- Contact your area media with a simple press release, discussing the training trend, what it can do for users and how to pick equipment. Only mention your store as a place for more information.
- Set up demo classes at a club, in your store, or at a community center or park, to introduce residents to the technique. And be sure the area media knows about that too.
Now you're ready to sell.
Define a customer's goals and interests – Ask about the person, his or her goals and experience with exercise in general and weights specifically. Assess if they are ready to try something new AND they want to be challenged. The folks who want to casually pedal a bike while reading the paper aren't likely candidates.
Set aside any stereotypes – Users are both male and female, fit and obese, tiny and beefy, so ignore any stereotypes you may have about the "type" of person who may consider this type of workout or equipment.
Explain a kettlebell workout – If you can show a continuous loop with a demo or you can pop in a DVD, that may be the best explanation of how to use the equipment. They are NOT just options for dumbbells, but are used quite differently. Because of that, the workout challenges not only strength, but also cardio, core strength and balance.
Offer it as a complete home gym – If someone doesn't have space at home or hesitates to spend the money on a large gym, show the bells and any DVDs as a possible complete home workout that doesn't take much more space than a pair of shoes.
Offer it as an adjunct workout – Although it can stand-alone, don't be afraid to offer it as an add-on to other equipment to add variety to someone's workout menu. If you have regular customers, showing it to people seeking to add to their workout room or menu can be a great selling tool.
Explain how it can "functionally" train a person – Using the weights trains a person to accelerate and decelerate body parts, which are all natural movements in day-to-day life. Plus, a user's abs and back (core) muscles kick in to keep them upright and aligned, another key training factor that relates to everyday life, as well as for athletic endeavors.
Emphasize education – Like so much of what is sold by specialty fitness shops, the instruction that goes with a product may make or break how satisfied and successful your customer is. That particularly applies to accessories and equipment that are so completely open-ended in their use, like kettlebells, leaving lots of room for questions and errors. Make sure customers have what they need to get it right and thank you for it.
Adding on to the sale

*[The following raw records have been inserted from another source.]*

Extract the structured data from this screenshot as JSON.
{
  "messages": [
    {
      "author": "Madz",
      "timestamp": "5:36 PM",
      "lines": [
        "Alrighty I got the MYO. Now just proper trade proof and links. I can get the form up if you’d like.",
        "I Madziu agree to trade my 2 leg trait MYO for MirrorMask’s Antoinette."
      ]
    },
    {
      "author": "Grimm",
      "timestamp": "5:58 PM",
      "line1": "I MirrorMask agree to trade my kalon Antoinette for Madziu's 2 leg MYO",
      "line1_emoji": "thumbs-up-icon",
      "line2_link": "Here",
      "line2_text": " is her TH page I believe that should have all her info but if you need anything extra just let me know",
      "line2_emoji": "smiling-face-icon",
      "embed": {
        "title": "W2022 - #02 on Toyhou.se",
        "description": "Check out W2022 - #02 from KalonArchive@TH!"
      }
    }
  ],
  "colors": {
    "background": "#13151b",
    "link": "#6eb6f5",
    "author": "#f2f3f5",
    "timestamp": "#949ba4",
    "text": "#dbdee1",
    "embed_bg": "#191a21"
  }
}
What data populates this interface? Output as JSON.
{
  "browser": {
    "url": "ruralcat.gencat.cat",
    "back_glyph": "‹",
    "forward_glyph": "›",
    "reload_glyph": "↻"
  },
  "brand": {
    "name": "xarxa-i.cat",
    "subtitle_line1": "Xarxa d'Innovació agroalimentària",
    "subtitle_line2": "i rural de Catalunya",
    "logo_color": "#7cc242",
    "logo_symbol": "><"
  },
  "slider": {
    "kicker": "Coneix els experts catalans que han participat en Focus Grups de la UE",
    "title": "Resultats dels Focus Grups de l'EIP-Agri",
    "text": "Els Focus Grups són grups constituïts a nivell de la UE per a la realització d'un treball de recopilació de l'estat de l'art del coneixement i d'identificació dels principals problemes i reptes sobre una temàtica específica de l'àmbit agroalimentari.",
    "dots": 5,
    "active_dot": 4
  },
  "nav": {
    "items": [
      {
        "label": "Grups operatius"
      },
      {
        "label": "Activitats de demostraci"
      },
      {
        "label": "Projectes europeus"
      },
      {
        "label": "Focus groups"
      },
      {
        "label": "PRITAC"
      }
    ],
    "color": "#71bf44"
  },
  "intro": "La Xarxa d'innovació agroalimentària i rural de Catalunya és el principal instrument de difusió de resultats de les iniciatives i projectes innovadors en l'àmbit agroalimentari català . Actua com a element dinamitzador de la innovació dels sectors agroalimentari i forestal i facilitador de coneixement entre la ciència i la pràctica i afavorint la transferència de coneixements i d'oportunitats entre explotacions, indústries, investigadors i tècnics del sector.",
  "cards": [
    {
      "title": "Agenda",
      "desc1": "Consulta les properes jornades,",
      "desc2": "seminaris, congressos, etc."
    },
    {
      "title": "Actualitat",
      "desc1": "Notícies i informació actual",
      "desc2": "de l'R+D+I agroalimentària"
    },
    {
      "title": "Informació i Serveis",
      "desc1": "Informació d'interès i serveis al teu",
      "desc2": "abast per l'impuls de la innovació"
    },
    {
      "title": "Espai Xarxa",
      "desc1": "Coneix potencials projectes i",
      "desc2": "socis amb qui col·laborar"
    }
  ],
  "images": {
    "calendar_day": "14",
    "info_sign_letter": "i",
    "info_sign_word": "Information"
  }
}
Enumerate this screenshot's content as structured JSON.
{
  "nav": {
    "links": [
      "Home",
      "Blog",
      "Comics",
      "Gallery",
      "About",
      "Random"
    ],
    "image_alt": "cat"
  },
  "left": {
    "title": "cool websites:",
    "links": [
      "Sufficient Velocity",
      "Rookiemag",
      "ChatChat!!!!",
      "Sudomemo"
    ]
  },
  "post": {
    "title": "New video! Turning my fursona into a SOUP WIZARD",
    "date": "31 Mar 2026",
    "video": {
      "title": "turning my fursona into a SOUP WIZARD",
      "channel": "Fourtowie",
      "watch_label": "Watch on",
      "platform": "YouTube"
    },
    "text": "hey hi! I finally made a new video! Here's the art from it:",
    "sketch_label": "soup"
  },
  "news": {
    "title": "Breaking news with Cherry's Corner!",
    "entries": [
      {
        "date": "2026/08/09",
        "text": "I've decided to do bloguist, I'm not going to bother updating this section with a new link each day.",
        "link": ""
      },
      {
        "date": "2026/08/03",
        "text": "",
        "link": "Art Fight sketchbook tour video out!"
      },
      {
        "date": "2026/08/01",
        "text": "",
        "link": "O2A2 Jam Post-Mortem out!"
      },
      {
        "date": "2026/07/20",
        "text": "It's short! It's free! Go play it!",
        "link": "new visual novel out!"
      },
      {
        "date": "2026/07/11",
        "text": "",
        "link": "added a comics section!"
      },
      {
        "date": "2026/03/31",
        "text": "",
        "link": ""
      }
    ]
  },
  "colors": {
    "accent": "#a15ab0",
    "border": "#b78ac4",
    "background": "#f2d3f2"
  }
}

Like with any sale, there is equipment and gear that can go along with it, either at the time of original purchase or later, when you check in with the customer. For example:
- Gloves for hand protection and increased grip
- Floor mats for floor protection
- Stretch cords for additional flexibility training
- Balance or wobble boards for an extra core challenge
- Foam rolls or stability balls for recovery and stretching
Kettlebells could be the next workout ship pulling into the harbor. Don't miss the boat.